Marisol Contreras Discovered Her Potential at CCC
Marisol Contreras joined the Metas program later than most. She was unhappy at her regular school, where eighth grade classmates weren’t as interested in learning as she was, and some of the teachers actually discouraged her from trying.
“I wanted to learn,” she remembers. “I was so curious.”
Marisol heard about Middle College High School–a school located on the Contra Costa College campus from which students can graduate with a high school diploma and an Associate degree–but was afraid that she wouldn’t get in. In order to be accepted into the program, she would have to complete the application, write a personal statement, take a test and be interviewed.
“I had gone to this school that wasn’t teaching me anything,” she explains. “I was very awkward, very anti-social. I was in this shell, [feeling] like I am nothing. I had been put down a lot, by my teachers saying that I wasn’t going to make it, that I wasn’t good enough and to not even try to be in that program.”
That’s when Marisol’s mother heard about Metas, a college preparation program based out of CCC. She asked Marisol if she wanted to sign up.
“I decided to prove them wrong.”
It’s an incredible understatement, considering what Marisol has accomplished in the five years since.
The change, she says, was immediate.
At Metas, she found a comfortable, welcoming home where people volunteered to help whenever she needed it. A tutor named Christopher who took her under his wing, and Marisol caught up on the academic skills she’d fallen behind in at her other school. She also gained a degree of self-confidence that surprises her even now, looking back.
“I didn’t know I was smart,” she explains. “I’ve been told most of my life that I wasn’t.”
But the support offered by Metas went well beyond academics.
“When I wasn’t feeling well or had problems at home,” she recalls, “I would see Kelly [Ramos, the Program Coordinator,] or anyone from the staff and they would be more than willing to put their stuff aside to speak with me.”
Marisol doesn’t think her situation was unique. She says that kind of support is available to all Metas participants.
“There’s that saying,” she says, “that if you were to raise a child, it takes a tribe. Metas is that tribe.”
Marisol got into Middle College High School, and during her junior and senior years served as a Metas tutor, herself.
“As soon as I got help,” she remembers, “I wanted to help other students.”
She also started to rely on Metas more for guidance about her future, especially leaning on staff and peers for advice about college.
“I can’t ask [those] questions at home,” she explains. “I’m a first generation college student.”
Marisol gradually became more active in her community, as well. After speaking at a Contra Costa Community College District board meeting, she became involved in creating a resolution through which the district re-affirmed its commitment to protecting undocumented students that would go on to be approved this past January.

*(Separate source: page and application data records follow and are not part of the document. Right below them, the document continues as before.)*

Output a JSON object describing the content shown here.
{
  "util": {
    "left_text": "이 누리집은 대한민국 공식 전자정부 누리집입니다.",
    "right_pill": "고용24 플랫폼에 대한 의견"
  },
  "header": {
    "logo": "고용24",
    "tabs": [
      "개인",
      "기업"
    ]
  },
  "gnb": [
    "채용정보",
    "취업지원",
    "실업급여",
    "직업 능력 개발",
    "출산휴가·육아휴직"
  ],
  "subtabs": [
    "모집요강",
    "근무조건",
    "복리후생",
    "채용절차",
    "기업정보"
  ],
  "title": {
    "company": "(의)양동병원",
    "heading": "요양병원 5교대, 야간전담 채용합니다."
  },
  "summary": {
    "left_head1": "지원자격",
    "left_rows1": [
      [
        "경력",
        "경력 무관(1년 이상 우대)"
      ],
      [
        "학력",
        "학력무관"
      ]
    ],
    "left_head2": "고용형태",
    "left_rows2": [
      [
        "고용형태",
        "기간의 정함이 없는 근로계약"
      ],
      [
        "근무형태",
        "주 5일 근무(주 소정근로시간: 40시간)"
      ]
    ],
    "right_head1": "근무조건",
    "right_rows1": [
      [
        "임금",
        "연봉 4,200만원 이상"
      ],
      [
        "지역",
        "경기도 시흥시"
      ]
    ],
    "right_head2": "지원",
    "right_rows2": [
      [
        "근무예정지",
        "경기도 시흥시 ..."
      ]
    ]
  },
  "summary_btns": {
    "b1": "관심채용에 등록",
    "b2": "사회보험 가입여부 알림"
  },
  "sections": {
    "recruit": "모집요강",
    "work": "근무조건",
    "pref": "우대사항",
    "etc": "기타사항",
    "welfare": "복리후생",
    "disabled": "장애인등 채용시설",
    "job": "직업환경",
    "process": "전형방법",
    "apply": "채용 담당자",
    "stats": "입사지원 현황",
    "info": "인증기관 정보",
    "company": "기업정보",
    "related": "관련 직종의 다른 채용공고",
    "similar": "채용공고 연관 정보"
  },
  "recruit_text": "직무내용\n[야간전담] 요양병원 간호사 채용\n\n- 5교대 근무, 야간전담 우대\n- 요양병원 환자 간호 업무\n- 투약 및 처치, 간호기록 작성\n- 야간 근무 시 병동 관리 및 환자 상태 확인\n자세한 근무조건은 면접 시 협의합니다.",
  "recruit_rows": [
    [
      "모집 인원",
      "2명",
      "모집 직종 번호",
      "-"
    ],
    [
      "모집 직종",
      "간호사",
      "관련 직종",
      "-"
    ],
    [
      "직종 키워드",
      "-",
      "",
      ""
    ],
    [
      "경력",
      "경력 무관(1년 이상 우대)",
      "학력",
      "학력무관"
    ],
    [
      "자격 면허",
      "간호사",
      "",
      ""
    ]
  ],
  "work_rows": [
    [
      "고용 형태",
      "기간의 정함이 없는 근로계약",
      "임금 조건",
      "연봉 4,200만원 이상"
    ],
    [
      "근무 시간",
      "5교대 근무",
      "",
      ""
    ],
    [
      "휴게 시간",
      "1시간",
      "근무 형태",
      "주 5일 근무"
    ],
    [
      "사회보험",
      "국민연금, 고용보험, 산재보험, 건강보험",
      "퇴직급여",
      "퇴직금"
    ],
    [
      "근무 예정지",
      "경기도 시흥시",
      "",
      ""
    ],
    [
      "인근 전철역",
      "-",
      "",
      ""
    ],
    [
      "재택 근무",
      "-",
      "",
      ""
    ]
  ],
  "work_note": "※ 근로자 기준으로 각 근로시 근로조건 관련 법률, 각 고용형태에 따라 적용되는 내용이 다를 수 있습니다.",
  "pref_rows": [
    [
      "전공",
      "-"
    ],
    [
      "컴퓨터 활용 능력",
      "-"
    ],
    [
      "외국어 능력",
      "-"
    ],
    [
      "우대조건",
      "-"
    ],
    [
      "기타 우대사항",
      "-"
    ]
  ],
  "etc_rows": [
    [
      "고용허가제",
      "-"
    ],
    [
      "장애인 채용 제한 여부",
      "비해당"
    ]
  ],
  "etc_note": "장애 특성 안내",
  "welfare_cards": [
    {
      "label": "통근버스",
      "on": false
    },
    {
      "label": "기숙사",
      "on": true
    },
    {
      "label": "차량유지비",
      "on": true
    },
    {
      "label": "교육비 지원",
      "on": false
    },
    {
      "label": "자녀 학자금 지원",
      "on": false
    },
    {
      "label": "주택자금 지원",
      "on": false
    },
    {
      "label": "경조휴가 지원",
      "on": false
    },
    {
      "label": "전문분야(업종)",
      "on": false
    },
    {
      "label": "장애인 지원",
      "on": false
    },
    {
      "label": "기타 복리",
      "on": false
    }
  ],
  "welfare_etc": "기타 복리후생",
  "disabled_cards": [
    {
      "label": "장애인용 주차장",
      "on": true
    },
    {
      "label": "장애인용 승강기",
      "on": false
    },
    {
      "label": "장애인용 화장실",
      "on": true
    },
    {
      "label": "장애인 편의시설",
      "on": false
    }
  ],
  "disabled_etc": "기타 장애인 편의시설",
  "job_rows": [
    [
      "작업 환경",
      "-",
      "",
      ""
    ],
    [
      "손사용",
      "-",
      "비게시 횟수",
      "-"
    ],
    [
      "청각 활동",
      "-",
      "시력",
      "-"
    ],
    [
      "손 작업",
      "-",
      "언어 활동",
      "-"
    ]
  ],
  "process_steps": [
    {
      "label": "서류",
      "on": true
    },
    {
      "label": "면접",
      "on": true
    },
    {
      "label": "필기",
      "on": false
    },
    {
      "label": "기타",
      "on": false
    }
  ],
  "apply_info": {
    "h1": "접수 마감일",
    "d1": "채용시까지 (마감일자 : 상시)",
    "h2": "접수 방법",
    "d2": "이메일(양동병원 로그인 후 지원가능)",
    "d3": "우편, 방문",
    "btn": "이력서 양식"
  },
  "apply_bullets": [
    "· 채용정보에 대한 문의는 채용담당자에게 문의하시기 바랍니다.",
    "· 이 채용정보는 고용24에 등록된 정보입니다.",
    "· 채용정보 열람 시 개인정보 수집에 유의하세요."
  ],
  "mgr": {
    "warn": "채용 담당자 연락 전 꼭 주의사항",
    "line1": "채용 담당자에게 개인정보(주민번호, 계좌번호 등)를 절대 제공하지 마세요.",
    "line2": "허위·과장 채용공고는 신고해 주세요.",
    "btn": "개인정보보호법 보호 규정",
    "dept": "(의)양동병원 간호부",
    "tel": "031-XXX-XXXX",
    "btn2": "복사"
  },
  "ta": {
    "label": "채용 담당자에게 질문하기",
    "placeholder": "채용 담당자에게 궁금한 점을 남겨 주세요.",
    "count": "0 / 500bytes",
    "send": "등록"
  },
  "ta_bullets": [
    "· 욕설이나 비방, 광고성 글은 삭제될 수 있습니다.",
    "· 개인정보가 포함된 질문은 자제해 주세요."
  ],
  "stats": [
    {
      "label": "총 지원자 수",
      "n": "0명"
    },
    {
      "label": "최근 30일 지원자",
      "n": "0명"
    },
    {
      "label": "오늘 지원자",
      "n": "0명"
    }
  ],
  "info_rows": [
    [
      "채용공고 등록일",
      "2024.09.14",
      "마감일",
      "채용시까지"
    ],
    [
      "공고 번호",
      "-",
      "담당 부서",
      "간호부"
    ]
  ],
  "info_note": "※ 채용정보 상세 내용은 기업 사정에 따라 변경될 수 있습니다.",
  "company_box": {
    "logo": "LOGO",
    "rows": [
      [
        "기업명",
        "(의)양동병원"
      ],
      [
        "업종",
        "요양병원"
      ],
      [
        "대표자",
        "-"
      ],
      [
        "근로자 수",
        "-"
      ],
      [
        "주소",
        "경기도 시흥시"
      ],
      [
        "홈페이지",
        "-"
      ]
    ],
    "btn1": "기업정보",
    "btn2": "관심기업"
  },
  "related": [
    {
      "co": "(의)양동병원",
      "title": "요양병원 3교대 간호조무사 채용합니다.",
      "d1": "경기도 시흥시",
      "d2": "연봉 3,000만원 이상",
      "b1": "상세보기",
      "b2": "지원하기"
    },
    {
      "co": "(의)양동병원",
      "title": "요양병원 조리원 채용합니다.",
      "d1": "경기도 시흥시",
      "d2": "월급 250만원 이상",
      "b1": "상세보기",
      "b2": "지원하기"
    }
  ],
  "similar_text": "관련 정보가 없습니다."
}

In May, Marisol graduated with a high school diploma, three Associate degrees and at least 11 scholarships. (She’s lost count.) This summer, she was awarded a fellowship in the Google Ignite Digital Marketing Program, where she advised Silicon Valley businesses about their online presence. This fall, she started classes at UC Davis, where she is considering biology and cognitive science with computational linguistics as possible fields of study. And, she hopes to continue serving as a tutor and mentor at Metas, in spite of the challenging commute from Davis.
“It amazes me,” she laughs. “When I look back, I think, How did I do that? I don’t know how I did it. It was hard, but I’m happy about how it turned out.”
“It wasn’t just me. It wasn’t just that one person,” she adds. “It was my family, my community, it was Metas.”
Marisol looks forward to continuing to make them all proud.
“I’m ready for the challenge,” she says. “I’m ready for the new day.”